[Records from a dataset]
+ + + +

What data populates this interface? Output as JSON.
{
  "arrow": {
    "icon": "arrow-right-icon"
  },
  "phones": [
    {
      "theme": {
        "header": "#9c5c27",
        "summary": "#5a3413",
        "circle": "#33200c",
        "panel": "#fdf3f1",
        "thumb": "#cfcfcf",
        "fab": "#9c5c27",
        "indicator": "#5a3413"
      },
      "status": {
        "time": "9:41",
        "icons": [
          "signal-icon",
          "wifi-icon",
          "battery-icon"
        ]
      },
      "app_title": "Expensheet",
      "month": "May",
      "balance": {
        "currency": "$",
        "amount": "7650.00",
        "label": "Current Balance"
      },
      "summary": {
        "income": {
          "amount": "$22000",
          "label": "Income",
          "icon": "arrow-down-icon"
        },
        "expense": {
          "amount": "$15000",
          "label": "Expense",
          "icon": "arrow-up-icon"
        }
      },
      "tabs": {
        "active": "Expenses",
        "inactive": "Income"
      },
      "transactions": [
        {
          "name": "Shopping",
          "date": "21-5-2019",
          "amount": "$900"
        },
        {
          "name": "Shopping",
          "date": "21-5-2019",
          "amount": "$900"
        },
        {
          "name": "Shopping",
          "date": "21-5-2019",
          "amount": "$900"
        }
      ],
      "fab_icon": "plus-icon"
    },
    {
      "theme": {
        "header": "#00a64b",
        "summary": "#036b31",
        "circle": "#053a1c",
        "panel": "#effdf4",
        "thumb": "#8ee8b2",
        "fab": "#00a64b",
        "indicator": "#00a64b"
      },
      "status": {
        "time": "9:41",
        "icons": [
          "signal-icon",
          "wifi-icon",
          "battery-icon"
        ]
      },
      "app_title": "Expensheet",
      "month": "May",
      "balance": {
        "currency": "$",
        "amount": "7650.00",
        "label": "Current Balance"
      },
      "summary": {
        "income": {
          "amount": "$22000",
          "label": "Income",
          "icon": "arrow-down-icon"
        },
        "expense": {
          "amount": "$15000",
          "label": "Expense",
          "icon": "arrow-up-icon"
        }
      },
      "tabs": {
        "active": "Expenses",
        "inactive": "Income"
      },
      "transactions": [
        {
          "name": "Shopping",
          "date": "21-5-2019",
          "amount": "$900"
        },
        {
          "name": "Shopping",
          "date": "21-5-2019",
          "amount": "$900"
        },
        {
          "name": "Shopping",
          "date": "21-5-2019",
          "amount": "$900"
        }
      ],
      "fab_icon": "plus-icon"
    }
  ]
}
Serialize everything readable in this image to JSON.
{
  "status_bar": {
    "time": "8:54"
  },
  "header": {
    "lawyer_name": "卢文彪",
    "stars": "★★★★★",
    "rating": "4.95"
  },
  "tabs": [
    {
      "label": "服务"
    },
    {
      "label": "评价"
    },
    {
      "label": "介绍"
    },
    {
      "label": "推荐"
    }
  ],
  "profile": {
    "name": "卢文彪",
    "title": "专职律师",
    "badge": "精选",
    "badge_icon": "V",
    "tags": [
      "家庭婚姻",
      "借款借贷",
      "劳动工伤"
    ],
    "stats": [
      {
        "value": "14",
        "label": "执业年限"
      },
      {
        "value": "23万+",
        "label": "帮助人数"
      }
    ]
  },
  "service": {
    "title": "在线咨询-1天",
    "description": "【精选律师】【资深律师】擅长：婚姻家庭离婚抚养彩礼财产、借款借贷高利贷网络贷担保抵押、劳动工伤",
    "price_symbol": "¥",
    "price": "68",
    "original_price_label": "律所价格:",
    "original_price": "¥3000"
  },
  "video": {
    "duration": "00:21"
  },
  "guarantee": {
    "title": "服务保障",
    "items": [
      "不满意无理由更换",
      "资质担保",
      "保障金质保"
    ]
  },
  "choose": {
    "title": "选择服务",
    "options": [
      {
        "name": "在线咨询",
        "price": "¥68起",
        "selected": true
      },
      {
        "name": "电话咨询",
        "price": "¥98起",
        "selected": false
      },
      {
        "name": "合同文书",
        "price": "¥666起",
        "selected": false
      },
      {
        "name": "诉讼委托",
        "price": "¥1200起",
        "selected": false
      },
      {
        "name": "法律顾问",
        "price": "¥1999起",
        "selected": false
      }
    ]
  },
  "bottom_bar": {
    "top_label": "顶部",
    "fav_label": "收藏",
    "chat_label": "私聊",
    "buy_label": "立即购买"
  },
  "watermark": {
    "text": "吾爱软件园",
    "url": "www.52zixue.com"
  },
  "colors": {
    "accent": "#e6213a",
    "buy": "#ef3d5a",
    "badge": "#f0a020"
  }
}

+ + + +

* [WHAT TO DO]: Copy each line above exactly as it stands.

* [REPLY TO THE TASK]:
What data populates this interface? Output as JSON.
{
  "arrow": {
    "icon": "arrow-right-icon"
  },
  "phones": [
    {
      "theme": {
        "header": "#9c5c27",
        "summary": "#5a3413",
        "circle": "#33200c",
        "panel": "#fdf3f1",
        "thumb": "#cfcfcf",
        "fab": "#9c5c27",
        "indicator": "#5a3413"
      },
      "status": {
        "time": "9:41",
        "icons": [
          "signal-icon",
          "wifi-icon",
          "battery-icon"
        ]
      },
      "app_title": "Expensheet",
      "month": "May",
      "balance": {
        "currency": "$",
        "amount": "7650.00",
        "label": "Current Balance"
      },
      "summary": {
        "income": {
          "amount": "$22000",
          "label": "Income",
          "icon": "arrow-down-icon"
        },
        "expense": {
          "amount": "$15000",
          "label": "Expense",
          "icon": "arrow-up-icon"
        }
      },
      "tabs": {
        "active": "Expenses",
        "inactive": "Income"
      },
      "transactions": [
        {
          "name": "Shopping",
          "date": "21-5-2019",
          "amount": "$900"
        },
        {
          "name": "Shopping",
          "date": "21-5-2019",
          "amount": "$900"
        },
        {
          "name": "Shopping",
          "date": "21-5-2019",
          "amount": "$900"
        }
      ],
      "fab_icon": "plus-icon"
    },
    {
      "theme": {
        "header": "#00a64b",
        "summary": "#036b31",
        "circle": "#053a1c",
        "panel": "#effdf4",
        "thumb": "#8ee8b2",
        "fab": "#00a64b",
        "indicator": "#00a64b"
      },
      "status": {
        "time": "9:41",
        "icons": [
          "signal-icon",
          "wifi-icon",
          "battery-icon"
        ]
      },
      "app_title": "Expensheet",
      "month": "May",
      "balance": {
        "currency": "$",
        "amount": "7650.00",
        "label": "Current Balance"
      },
      "summary": {
        "income": {
          "amount": "$22000",
          "label": "Income",
          "icon": "arrow-down-icon"
        },
        "expense": {
          "amount": "$15000",
          "label": "Expense",
          "icon": "arrow-up-icon"
        }
      },
      "tabs": {
        "active": "Expenses",
        "inactive": "Income"
      },
      "transactions": [
        {
          "name": "Shopping",
          "date": "21-5-2019",
          "amount": "$900"
        },
        {
          "name": "Shopping",
          "date": "21-5-2019",
          "amount": "$900"
        },
        {
          "name": "Shopping",
          "date": "21-5-2019",
          "amount": "$900"
        }
      ],
      "fab_icon": "plus-icon"
    }
  ]
}
Serialize everything readable in this image to JSON.
{
  "status_bar": {
    "time": "8:54"
  },
  "header": {
    "lawyer_name": "卢文彪",
    "stars": "★★★★★",
    "rating": "4.95"
  },
  "tabs": [
    {
      "label": "服务"
    },
    {
      "label": "评价"
    },
    {
      "label": "介绍"
    },
    {
      "label": "推荐"
    }
  ],
  "profile": {
    "name": "卢文彪",
    "title": "专职律师",
    "badge": "精选",
    "badge_icon": "V",
    "tags": [
      "家庭婚姻",
      "借款借贷",
      "劳动工伤"
    ],
    "stats": [
      {
        "value": "14",
        "label": "执业年限"
      },
      {
        "value": "23万+",
        "label": "帮助人数"
      }
    ]
  },
  "service": {
    "title": "在线咨询-1天",
    "description": "【精选律师】【资深律师】擅长：婚姻家庭离婚抚养彩礼财产、借款借贷高利贷网络贷担保抵押、劳动工伤",
    "price_symbol": "¥",
    "price": "68",
    "original_price_label": "律所价格:",
    "original_price": "¥3000"
  },
  "video": {
    "duration": "00:21"
  },
  "guarantee": {
    "title": "服务保障",
    "items": [
      "不满意无理由更换",
      "资质担保",
      "保障金质保"
    ]
  },
  "choose": {
    "title": "选择服务",
    "options": [
      {
        "name": "在线咨询",
        "price": "¥68起",
        "selected": true
      },
      {
        "name": "电话咨询",
        "price": "¥98起",
        "selected": false
      },
      {
        "name": "合同文书",
        "price": "¥666起",
        "selected": false
      },
      {
        "name": "诉讼委托",
        "price": "¥1200起",
        "selected": false
      },
      {
        "name": "法律顾问",
        "price": "¥1999起",
        "selected": false
      }
    ]
  },
  "bottom_bar": {
    "top_label": "顶部",
    "fav_label": "收藏",
    "chat_label": "私聊",
    "buy_label": "立即购买"
  },
  "watermark": {
    "text": "吾爱软件园",
    "url": "www.52zixue.com"
  },
  "colors": {
    "accent": "#e6213a",
    "buy": "#ef3d5a",
    "badge": "#f0a020"
  }
}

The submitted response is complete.